Work required:
Without including any picture, write out the entries exactly as they stand.
----- The data
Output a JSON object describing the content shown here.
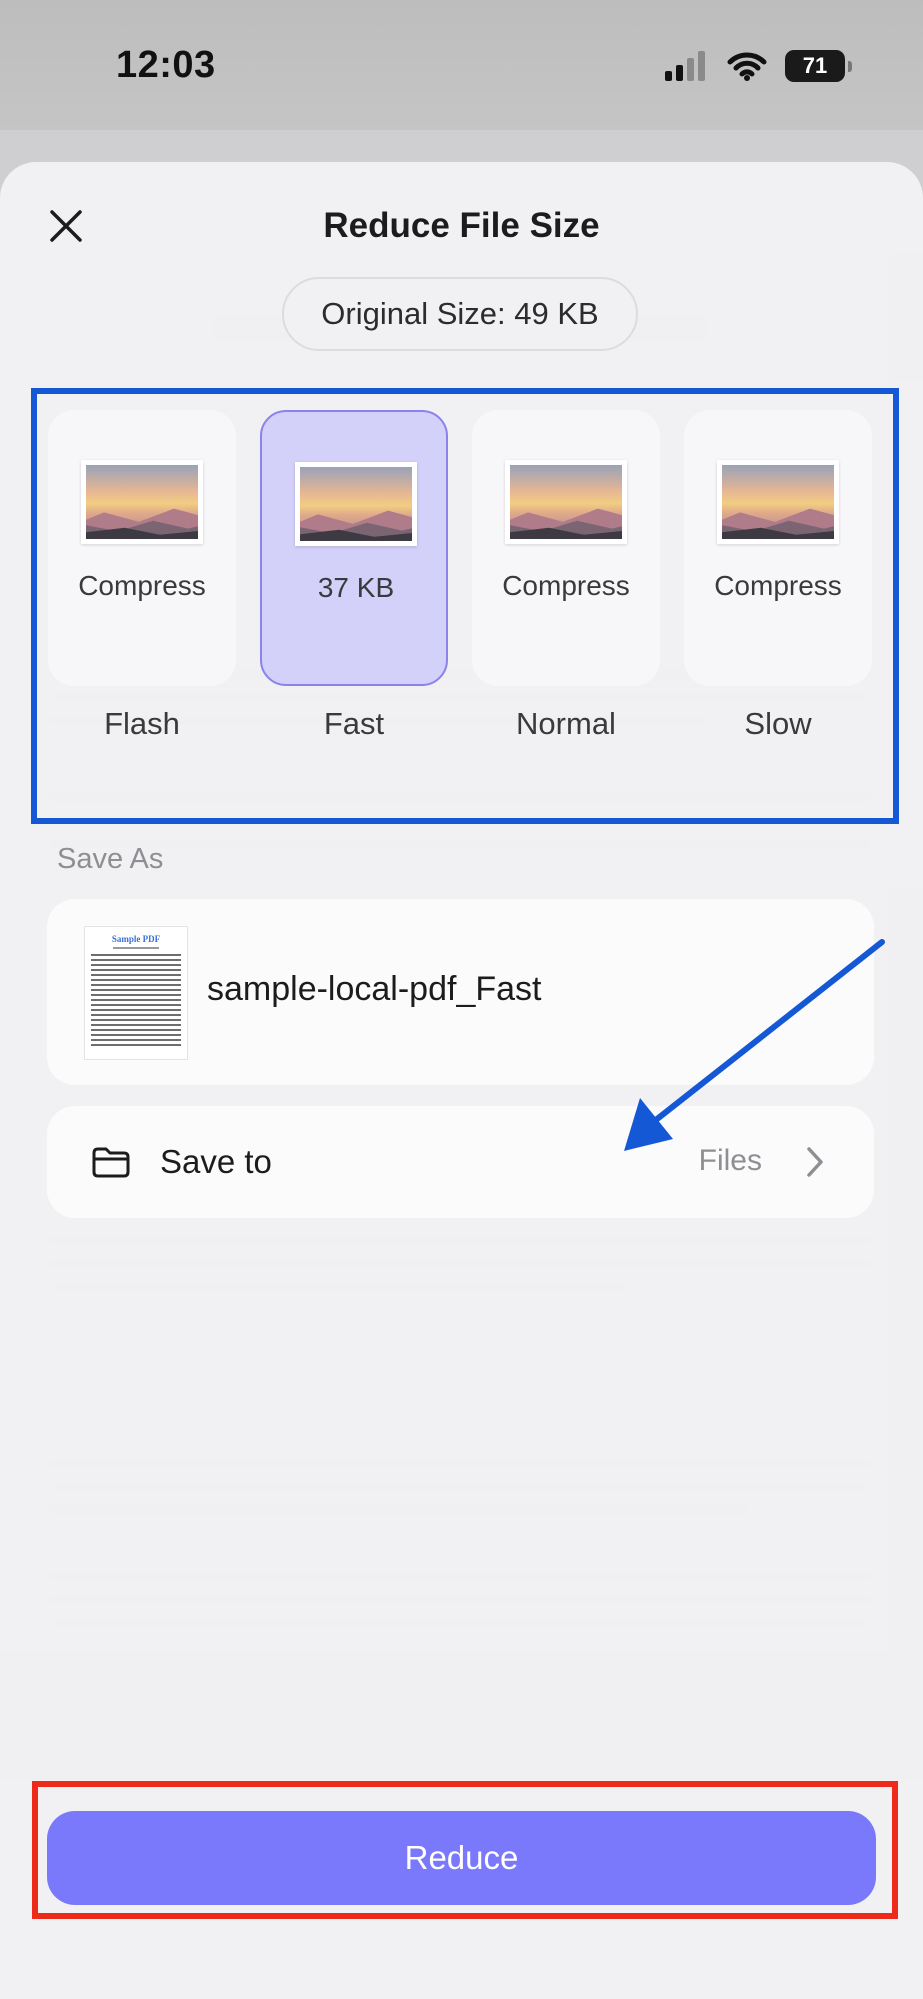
{
  "status_bar": {
    "time": "12:03",
    "battery": "71"
  },
  "sheet": {
    "title": "Reduce File Size",
    "original_size": "Original Size: 49 KB"
  },
  "options": [
    {
      "value": "Compress",
      "label": "Flash",
      "selected": false
    },
    {
      "value": "37 KB",
      "label": "Fast",
      "selected": true
    },
    {
      "value": "Compress",
      "label": "Normal",
      "selected": false
    },
    {
      "value": "Compress",
      "label": "Slow",
      "selected": false
    }
  ],
  "save_as": {
    "label": "Save As",
    "file_name": "sample-local-pdf_Fast",
    "thumb_title": "Sample PDF"
  },
  "save_to": {
    "label": "Save to",
    "value": "Files"
  },
  "action": {
    "reduce_label": "Reduce"
  },
  "colors": {
    "accent": "#7b79fb",
    "selected_card": "#d3d0fa",
    "annotation_blue": "#1558d6",
    "annotation_red": "#ee2a1a"
  }
}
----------
Written solution:
Output a JSON object describing the content shown here.
{
  "status_bar": {
    "time": "12:03",
    "battery": "71"
  },
  "sheet": {
    "title": "Reduce File Size",
    "original_size": "Original Size: 49 KB"
  },
  "options": [
    {
      "value": "Compress",
      "label": "Flash",
      "selected": false
    },
    {
      "value": "37 KB",
      "label": "Fast",
      "selected": true
    },
    {
      "value": "Compress",
      "label": "Normal",
      "selected": false
    },
    {
      "value": "Compress",
      "label": "Slow",
      "selected": false
    }
  ],
  "save_as": {
    "label": "Save As",
    "file_name": "sample-local-pdf_Fast",
    "thumb_title": "Sample PDF"
  },
  "save_to": {
    "label": "Save to",
    "value": "Files"
  },
  "action": {
    "reduce_label": "Reduce"
  },
  "colors": {
    "accent": "#7b79fb",
    "selected_card": "#d3d0fa",
    "annotation_blue": "#1558d6",
    "annotation_red": "#ee2a1a"
  }
}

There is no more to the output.